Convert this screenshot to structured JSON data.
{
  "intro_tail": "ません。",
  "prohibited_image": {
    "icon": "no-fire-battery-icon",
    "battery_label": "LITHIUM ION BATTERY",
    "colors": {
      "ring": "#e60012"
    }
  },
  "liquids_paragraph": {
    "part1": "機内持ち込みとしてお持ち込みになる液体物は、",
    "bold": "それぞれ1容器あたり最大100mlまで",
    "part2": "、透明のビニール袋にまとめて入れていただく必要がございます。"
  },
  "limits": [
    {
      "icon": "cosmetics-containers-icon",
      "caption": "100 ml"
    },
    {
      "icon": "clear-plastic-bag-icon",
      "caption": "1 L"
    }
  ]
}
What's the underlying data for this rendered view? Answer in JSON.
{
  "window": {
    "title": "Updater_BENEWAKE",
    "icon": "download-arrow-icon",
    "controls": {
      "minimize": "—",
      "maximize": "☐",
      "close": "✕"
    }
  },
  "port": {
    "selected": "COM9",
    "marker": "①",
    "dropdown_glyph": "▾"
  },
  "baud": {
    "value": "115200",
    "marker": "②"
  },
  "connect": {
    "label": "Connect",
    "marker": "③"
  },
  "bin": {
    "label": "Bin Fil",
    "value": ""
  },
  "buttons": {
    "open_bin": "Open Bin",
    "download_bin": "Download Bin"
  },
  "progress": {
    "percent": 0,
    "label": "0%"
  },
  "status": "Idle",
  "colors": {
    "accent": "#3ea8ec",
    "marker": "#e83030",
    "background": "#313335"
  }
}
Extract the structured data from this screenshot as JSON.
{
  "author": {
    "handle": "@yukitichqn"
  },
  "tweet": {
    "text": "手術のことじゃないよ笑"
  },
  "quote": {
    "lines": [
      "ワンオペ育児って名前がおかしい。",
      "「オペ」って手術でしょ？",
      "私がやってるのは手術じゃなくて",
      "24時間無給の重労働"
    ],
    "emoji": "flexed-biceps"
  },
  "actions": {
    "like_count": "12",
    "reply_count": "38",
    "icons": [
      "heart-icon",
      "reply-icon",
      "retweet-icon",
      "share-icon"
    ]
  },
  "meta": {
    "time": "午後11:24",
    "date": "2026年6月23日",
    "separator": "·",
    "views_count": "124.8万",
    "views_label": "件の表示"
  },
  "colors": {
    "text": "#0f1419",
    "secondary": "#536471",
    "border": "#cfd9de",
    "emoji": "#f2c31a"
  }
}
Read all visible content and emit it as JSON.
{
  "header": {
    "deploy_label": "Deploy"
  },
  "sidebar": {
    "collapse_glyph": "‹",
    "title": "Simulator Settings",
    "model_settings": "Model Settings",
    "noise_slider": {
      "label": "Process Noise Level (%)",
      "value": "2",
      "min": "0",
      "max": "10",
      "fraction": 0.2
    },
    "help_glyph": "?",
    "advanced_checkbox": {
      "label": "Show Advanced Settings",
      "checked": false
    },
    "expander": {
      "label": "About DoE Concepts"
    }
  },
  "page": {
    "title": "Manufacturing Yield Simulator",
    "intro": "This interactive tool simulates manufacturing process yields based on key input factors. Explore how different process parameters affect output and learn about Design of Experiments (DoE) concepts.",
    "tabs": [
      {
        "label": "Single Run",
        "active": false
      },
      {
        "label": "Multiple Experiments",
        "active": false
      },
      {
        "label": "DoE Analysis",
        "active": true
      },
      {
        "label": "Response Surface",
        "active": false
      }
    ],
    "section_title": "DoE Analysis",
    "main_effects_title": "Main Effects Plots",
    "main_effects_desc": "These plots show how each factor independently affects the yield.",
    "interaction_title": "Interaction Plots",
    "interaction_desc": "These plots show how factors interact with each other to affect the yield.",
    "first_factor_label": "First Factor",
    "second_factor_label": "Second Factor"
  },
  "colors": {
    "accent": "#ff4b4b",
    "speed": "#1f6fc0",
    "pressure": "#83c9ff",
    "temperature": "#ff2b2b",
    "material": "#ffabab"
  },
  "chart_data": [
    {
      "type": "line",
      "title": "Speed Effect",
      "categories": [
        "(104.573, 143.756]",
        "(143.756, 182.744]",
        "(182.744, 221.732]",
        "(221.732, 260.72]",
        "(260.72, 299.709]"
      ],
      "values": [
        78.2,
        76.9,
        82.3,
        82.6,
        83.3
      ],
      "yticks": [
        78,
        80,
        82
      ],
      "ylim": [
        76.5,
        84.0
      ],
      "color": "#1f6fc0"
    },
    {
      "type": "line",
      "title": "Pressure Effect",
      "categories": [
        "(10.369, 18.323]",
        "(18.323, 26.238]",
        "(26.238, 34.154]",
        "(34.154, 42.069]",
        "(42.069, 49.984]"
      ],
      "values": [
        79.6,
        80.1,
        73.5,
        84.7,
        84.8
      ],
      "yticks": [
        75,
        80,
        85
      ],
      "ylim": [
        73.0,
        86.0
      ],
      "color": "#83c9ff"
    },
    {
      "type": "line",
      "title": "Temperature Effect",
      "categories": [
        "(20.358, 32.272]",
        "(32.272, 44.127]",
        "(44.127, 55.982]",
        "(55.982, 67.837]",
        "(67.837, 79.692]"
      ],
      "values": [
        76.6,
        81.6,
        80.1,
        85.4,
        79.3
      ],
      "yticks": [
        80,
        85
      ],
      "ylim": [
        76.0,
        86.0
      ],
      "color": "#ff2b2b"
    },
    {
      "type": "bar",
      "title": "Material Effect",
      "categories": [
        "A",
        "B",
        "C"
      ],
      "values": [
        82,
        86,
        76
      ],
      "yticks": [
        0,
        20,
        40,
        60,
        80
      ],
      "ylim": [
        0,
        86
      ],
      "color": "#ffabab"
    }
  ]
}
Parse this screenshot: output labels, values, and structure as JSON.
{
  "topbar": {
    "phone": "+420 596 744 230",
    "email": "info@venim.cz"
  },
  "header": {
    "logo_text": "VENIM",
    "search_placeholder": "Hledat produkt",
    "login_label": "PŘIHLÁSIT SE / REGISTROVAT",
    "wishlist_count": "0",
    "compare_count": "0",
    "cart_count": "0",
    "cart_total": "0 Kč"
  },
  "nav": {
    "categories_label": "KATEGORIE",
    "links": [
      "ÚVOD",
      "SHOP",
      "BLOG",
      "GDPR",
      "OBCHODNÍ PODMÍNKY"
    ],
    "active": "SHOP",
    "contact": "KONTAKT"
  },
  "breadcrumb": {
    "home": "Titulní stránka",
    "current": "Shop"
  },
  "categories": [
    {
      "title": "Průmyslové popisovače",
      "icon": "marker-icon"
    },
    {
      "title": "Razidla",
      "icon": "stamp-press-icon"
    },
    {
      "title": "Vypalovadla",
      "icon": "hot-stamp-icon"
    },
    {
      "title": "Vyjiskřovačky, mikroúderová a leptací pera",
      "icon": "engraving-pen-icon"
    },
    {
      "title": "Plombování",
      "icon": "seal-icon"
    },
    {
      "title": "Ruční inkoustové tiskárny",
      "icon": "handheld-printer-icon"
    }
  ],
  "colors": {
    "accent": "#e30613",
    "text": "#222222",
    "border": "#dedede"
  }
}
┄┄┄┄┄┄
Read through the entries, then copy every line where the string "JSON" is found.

## [EXERCISE SOLUTION]
Convert this screenshot to structured JSON data.
What's the underlying data for this rendered view? Answer in JSON.
Extract the structured data from this screenshot as JSON.
Read all visible content and emit it as JSON.
Parse this screenshot: output labels, values, and structure as JSON.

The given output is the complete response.